To create a partnership in ballet you negotiate a lot, you create ideas. A good partner should be concerned about how you look on stage. Some people don't want to go too far. With Tamara, you know she is 100% committed and that's wonderful.
 
The thing about age is that your body commands you rather than the other way round. You say to your body: "I want to jump that high" and your body says: "No way. You're a fool." You have to keep pushing. I try to do as much as I did when I was 25. That means more pain, more resting. But the most important thing: age with dignity.
 
As I get older, I find other worlds to explore, other things to say. You face the choice: when do I kill something I love? I am trying to establish where my life is going to go at the moment.
 
I think the reviews for my novel [Pig's Foot] were so good because expectations were so low.
 
When I get home after dancing I just want to rest… but not now. Now it's time to play with little Aila [his two-year-old daughter]. I say: "No, no, no, I've been dancing" but it doesn't work. My daughter is a ball of energy.
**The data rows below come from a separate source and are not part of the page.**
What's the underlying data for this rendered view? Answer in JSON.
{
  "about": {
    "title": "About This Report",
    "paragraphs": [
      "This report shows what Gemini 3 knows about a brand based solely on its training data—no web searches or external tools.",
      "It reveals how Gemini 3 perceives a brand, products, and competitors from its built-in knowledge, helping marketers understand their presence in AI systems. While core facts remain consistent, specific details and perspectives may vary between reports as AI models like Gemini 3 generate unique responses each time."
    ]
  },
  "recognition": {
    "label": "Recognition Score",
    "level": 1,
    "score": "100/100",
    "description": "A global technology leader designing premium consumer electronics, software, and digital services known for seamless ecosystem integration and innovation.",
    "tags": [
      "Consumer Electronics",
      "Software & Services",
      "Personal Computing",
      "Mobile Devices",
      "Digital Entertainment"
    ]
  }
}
Once you've lifted her 20 times it starts to hurt.

carlos-acosta-01

Vocabulary Exercises
 
ex. 1 Make your own sentences with the following words and expressions
to consider
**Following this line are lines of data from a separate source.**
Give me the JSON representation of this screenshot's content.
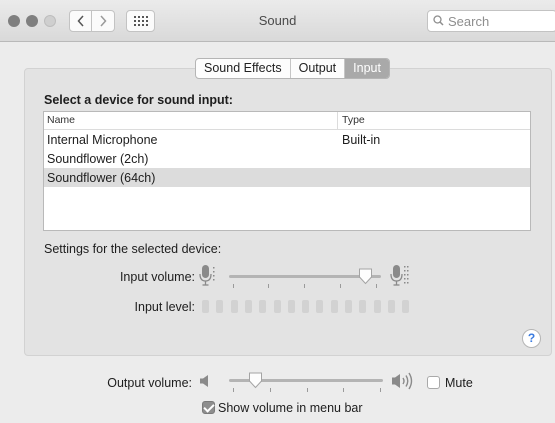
{
  "window": {
    "title": "Sound"
  },
  "search": {
    "placeholder": "Search"
  },
  "tabs": [
    {
      "label": "Sound Effects",
      "active": false
    },
    {
      "label": "Output",
      "active": false
    },
    {
      "label": "Input",
      "active": true
    }
  ],
  "input_pane": {
    "section_title": "Select a device for sound input:",
    "columns": {
      "name": "Name",
      "type": "Type"
    },
    "devices": [
      {
        "name": "Internal Microphone",
        "type": "Built-in",
        "selected": false
      },
      {
        "name": "Soundflower (2ch)",
        "type": "",
        "selected": false
      },
      {
        "name": "Soundflower (64ch)",
        "type": "",
        "selected": true
      }
    ],
    "settings_label": "Settings for the selected device:",
    "input_volume_label": "Input volume:",
    "input_volume_value": 0.9,
    "input_level_label": "Input level:",
    "input_level_active_bars": 0,
    "input_level_total_bars": 15
  },
  "output": {
    "volume_label": "Output volume:",
    "volume_value": 0.17,
    "mute_label": "Mute",
    "mute_checked": false,
    "show_in_menu_bar_label": "Show volume in menu bar",
    "show_in_menu_bar_checked": true
  },
  "colors": {
    "selected_tab": "#a9a9a9",
    "selected_row": "#dcdcdc",
    "help_accent": "#3a7be0"
  }
}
to be committed (to something)
to face the choice
dignity
background
to manage to make it
the other way round
 
ex. 2 Make derivatives out of these words and expressions
negotiate
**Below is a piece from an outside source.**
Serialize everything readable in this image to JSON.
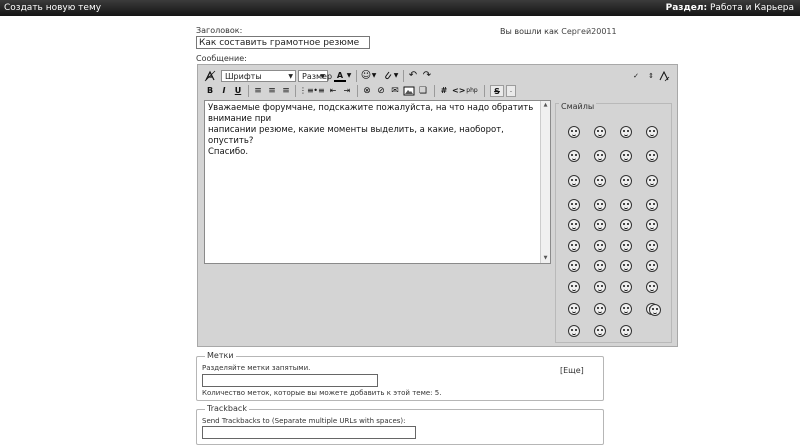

dignity
expectations
to manage
to consider
sophisticated
committed
 
ex. 3 Explain the following words and expressions
the other way round
sophisticated
to be committed to something
insecurities
background
to face the choice
low expectations
masculinity
to manage to make it
 
ex. 4 Finish the sentences
  1. When I watched the latest ballet, I was captured by…
  2. I have never been concerned about…
  3. If you keep pushing…
  4. You must be committed to…
  5. I have never considered the possibility of…
  6. Because of low expectations people usually…
 
Comprehension Exercises
 
ex. 1 Correct these statements and explain
  1. Carlos Acosta comes from a poor background but it never bothered him.
  2. His parents although struggled in life were sophisticated and well-rounded people.
  3. Carlos Acosta believes that nothing can shatter the confidence of an artist.
  4. In London it was as difficult to make it as in any other place in the world.
  5. He had been trained to become a famous star.
  6. Carlos Acosta is dissatisfied with all the partners he has ever had.
  7. He thinks that there are no limits to your body whatever the age.
  8. In his opinion his book has been predestined to become successful.
 
ex. 2 Do you agree or disagree with these statements made by Carlos Acosta? Why?
  1. If I worked hard, my life could be changed.
  2. To create a partnership in ballet you negotiate a lot, you create ideas.
  3. Insecurities can destroy an artist. If you are told you are not good enough, that can be the end.
  4. The thing about age is that your body commands you rather than the other way round.
  5. The most important thing: age with dignity.
  6. As I get older, I find other worlds to explore, other things to say.
 
ex. 3 Answer the questions
  1. Why was Carlos Acosta shy about his background?
  2. Do you think it was difficult to make to in London? Why? What difficulties did he have? What helped him overcome these difficulties?
  3. Why do artists often suffer from depression? What are the reasons behind it?
  4. Can fame spoil the artist? What bad and good influence can it have? Can you give any examples?
  5. Is it easy for a ballet dancer to retire? How can they cope with age and what can they do after?
  6. Can art become a hindrance in artists’ family lives?
  7. Is it common for famous artists to publish books? Are they often popular? Are they often good?